● **PROMPT**
Filter the data for lines with the word "Windows", then copy every line so identified.

EXCERPTED RECORDS section start

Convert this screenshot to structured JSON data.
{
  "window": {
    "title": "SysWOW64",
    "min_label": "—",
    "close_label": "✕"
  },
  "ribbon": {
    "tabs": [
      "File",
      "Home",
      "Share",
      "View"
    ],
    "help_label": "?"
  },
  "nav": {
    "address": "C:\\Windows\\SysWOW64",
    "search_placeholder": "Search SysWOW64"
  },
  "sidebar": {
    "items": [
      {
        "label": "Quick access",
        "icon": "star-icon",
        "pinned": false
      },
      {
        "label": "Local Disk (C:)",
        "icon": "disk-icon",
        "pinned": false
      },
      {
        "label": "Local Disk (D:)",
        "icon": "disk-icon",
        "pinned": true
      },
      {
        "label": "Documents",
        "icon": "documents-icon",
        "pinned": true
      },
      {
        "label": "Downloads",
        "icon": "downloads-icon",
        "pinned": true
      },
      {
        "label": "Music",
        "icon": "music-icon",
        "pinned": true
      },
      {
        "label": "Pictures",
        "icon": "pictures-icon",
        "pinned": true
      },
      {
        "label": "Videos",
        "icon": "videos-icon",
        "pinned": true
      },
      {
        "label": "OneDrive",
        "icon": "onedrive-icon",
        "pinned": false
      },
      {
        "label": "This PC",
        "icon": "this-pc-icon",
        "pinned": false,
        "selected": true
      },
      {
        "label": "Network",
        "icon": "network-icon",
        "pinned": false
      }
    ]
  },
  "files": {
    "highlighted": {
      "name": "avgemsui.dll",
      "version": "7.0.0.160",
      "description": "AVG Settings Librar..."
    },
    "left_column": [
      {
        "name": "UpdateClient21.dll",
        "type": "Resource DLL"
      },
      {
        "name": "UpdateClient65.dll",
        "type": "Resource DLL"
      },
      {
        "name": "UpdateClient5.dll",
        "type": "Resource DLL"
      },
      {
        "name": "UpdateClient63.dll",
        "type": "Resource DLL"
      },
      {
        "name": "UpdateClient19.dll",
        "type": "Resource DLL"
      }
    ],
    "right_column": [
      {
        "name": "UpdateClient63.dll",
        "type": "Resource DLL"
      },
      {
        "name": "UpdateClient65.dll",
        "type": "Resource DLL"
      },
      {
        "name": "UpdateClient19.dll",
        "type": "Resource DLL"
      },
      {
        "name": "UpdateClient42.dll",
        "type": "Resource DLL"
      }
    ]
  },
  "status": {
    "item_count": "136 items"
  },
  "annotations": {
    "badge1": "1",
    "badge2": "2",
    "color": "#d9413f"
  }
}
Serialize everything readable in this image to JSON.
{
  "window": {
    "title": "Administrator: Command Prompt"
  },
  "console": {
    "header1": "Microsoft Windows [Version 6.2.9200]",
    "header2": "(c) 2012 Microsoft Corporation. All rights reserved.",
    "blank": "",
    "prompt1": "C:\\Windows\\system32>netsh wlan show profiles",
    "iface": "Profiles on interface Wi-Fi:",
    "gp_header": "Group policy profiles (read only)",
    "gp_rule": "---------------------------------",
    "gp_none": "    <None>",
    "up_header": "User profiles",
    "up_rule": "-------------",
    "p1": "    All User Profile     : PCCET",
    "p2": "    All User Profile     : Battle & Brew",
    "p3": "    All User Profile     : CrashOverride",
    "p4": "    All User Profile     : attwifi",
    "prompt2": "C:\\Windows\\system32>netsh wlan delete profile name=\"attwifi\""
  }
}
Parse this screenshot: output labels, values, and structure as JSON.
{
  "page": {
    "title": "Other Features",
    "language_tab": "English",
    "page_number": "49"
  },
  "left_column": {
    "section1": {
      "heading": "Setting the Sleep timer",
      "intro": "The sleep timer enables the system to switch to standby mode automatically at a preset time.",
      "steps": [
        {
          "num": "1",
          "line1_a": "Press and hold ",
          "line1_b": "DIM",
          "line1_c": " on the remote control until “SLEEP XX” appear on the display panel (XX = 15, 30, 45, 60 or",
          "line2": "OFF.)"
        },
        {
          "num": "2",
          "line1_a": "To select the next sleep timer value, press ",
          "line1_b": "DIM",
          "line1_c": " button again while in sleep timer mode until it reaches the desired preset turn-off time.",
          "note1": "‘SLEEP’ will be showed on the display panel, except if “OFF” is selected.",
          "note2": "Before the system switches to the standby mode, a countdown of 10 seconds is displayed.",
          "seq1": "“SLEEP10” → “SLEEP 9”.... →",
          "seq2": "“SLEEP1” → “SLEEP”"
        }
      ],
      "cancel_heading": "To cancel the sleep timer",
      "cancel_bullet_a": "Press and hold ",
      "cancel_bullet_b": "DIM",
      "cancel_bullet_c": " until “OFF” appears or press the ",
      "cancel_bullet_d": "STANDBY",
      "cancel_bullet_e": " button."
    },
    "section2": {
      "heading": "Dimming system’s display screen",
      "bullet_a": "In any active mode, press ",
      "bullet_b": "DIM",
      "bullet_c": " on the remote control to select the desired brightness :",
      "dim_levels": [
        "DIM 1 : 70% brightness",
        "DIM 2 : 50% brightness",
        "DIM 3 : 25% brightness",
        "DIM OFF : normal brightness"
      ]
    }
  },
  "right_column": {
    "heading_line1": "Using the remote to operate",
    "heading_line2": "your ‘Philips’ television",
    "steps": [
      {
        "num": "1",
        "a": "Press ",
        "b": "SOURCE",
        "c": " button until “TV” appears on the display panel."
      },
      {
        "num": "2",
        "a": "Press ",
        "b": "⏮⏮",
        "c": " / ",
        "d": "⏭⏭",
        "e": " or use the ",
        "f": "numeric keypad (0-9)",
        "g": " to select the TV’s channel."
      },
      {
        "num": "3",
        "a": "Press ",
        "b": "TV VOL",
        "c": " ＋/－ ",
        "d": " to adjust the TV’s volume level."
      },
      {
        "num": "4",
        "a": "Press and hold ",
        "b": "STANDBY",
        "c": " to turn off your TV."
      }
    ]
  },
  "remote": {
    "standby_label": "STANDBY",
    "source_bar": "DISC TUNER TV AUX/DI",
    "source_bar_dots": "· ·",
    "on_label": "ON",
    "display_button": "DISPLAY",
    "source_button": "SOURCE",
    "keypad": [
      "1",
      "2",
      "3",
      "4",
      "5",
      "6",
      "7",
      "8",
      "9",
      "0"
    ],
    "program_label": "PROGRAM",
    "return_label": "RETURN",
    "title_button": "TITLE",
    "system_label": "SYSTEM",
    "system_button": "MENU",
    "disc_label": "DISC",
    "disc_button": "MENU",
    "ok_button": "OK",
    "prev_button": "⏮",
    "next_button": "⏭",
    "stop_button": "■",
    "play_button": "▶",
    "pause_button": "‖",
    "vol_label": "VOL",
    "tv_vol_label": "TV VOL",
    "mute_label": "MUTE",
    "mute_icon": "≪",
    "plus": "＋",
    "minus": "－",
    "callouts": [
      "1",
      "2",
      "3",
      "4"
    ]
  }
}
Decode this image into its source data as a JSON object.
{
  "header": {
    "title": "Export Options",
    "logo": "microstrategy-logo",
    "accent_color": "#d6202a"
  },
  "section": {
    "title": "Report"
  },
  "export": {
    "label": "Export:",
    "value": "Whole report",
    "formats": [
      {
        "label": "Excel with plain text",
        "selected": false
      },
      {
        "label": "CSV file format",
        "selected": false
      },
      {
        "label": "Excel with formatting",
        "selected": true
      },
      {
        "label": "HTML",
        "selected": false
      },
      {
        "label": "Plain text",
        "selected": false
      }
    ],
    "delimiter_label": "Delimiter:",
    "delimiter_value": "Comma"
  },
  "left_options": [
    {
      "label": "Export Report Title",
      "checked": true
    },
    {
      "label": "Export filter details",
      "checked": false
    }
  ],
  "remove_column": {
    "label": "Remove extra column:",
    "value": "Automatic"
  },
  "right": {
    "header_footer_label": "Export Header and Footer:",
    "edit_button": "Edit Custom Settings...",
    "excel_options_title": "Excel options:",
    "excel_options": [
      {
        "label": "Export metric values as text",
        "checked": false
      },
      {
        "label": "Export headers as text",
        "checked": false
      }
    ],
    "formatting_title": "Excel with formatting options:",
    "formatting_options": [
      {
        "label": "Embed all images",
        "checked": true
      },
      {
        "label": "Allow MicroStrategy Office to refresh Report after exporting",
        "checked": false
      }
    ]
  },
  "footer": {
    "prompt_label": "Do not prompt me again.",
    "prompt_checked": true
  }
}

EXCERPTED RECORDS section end

● **FINISHED TASK**
    "address": "C:\\Windows\\SysWOW64",
    "header1": "Microsoft Windows [Version 6.2.9200]",
    "prompt1": "C:\\Windows\\system32>netsh wlan show profiles",
    "prompt2": "C:\\Windows\\system32>netsh wlan delete profile name=\"attwifi\""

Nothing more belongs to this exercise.